BC’s labour market had another solid showing in April.
Employment inched higher for a sixth straight month, rising 0.2% or 5,900 persons to 2.56 million and led by a full-time gain of 1.5% or nearly 30,000 positions.
On an industry basis, net gains were driven by a significant gain in construction employment (up 3.4% or 7,900 persons) and business/building/other support services (up 3.1% or 3,500 persons). In contrast, employment in health care and social assistance fell 1.7% (or 5,300 persons).
While monthly employment growth trailed the stronger countrywide increase of 0.6% – led by strong gains in Ontario, Alberta and Quebec – gains over the past year have been robust. Year-over-year employment growth in B.C. was 3.3% (82,100 persons), second only to Prince Edward Island, and above the impressive national gain of 2.3%.
The broad picture of the labour market remains strong. The unemployment rate came in at 4.6%, which was lowest among provinces. Second was Quebec at 4.9%, with a national rate of 5.7%. Labour force participation rates and employment as a share of the working-age population (employment rate) are at cycle highs and levels prior to the 2008-09 financial crisis. Strong labour demand is keeping more people employed and engaged in the labour force.
One dour data point is wages. Average hourly wage rates rose a scant 0.5% year-over-year and decelerated over the past year despite the tight labour market. That said, conditions point to a continued rise in wages.
B.C. housing starts continued to defy gravity in April. Despite a severe drag in home sales, starts posted the strongest performance in over a year.
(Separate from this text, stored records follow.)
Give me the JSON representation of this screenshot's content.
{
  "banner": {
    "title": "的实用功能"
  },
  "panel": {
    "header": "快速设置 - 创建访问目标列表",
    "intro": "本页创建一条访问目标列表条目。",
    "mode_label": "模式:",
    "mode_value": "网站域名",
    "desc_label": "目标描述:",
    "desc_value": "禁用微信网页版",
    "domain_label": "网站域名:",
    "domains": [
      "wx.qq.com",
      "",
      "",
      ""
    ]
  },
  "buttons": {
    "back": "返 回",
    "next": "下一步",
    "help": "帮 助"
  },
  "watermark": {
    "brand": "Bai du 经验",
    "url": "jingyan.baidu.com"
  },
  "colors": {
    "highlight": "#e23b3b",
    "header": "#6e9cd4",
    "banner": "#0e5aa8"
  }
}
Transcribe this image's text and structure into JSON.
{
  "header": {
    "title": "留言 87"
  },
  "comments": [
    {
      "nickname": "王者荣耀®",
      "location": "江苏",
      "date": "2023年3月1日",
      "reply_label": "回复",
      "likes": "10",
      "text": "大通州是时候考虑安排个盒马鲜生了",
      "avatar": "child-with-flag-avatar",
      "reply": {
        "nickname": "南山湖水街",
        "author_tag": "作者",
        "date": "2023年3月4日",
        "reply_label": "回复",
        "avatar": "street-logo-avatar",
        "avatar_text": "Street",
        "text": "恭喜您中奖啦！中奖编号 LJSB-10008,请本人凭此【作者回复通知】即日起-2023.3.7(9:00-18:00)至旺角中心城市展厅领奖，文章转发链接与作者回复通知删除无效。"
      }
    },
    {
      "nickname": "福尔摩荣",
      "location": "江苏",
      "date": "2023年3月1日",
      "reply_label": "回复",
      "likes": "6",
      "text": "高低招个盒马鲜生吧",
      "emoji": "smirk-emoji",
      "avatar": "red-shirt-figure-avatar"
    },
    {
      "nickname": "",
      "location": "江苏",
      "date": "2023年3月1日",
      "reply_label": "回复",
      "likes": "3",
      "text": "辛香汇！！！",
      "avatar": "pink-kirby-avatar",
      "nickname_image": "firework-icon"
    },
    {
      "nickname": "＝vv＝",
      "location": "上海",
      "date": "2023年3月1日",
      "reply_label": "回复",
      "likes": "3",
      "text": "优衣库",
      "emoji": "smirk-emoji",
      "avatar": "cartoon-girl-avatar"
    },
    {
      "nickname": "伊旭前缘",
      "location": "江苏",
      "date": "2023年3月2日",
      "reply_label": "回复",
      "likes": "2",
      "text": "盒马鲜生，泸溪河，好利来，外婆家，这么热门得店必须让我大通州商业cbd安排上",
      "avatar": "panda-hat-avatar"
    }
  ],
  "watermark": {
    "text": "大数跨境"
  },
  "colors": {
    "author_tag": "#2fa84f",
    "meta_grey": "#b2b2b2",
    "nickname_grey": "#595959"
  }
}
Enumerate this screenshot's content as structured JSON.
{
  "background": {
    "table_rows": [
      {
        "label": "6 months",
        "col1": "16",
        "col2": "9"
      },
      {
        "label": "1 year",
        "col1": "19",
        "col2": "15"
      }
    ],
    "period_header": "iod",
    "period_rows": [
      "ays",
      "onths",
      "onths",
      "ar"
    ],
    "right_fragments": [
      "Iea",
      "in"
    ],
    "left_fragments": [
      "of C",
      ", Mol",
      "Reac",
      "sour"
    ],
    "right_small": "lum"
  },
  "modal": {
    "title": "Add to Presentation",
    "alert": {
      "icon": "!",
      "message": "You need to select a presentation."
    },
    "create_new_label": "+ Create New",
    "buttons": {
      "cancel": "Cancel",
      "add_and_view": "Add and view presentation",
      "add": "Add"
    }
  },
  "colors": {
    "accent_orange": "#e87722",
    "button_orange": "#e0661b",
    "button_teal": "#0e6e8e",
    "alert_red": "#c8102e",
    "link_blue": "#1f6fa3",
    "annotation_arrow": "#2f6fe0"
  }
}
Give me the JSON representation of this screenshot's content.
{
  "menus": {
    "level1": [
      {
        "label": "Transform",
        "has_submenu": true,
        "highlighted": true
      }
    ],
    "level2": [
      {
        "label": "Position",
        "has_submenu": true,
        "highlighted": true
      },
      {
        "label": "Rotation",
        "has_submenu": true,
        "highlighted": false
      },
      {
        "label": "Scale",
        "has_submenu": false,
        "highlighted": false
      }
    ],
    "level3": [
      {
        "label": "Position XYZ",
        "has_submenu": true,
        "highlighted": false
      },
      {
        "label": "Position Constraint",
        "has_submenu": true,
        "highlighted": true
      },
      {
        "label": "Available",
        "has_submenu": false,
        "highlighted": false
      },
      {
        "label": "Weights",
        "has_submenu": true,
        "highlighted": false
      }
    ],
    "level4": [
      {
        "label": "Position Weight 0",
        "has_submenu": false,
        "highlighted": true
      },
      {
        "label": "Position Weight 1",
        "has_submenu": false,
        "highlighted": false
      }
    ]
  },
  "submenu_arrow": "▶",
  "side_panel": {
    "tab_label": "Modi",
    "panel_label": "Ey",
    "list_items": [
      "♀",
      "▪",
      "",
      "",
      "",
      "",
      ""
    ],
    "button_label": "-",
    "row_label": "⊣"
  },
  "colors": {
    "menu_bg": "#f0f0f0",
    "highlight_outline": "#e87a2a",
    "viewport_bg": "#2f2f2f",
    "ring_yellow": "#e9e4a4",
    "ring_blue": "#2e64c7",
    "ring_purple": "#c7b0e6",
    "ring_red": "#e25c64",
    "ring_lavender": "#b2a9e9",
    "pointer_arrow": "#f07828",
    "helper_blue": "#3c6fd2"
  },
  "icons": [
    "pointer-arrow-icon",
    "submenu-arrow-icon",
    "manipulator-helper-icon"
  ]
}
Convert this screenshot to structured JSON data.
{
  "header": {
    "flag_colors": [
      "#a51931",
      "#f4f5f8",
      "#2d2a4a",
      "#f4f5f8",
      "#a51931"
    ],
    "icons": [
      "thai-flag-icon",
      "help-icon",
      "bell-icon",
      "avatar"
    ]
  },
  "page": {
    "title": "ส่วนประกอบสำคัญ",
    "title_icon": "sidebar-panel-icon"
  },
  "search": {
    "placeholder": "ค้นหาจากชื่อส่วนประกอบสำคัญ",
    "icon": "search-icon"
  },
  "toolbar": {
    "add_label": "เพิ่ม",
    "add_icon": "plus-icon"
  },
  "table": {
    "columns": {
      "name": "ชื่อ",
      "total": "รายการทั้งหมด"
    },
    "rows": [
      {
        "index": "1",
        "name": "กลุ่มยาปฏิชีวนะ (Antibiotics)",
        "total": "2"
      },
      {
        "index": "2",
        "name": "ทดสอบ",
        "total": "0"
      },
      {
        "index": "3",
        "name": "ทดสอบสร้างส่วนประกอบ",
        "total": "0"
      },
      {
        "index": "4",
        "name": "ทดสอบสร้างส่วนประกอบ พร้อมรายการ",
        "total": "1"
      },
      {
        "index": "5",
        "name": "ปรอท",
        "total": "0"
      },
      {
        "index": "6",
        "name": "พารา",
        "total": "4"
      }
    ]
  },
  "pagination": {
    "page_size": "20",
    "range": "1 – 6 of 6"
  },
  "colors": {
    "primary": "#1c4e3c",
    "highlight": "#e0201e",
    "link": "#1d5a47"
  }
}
Total urban-area starts reached a seasonally adjusted annualized pace of 49,188 units. This was a 50% increase from March’s 32,500 units and was led by a sharp rebound in combined apartment and townhome starts.
Among B.C.’s metro areas, the surge was dominated by the Vancouver census metropolitan area, which broke from the 20,000-to-25,000-unit trend to a 34,200-unit pace in April. Much of last month’s gain was a coincidence of project start dates. Multi-family projects take years to plan, develop and pre-sell before breaking ground.
Year-to-date housing starts were unchanged from 2018 and broadly outperformed the rest of the country. Growth of multi-family starts has offset lower detached starts.
For now, this remains the curious case of new home construction that remains strong despite the sluggish resale market and rising home inventories.•
Bryan Yu is deputy chief economist at Central 1 Credit Union.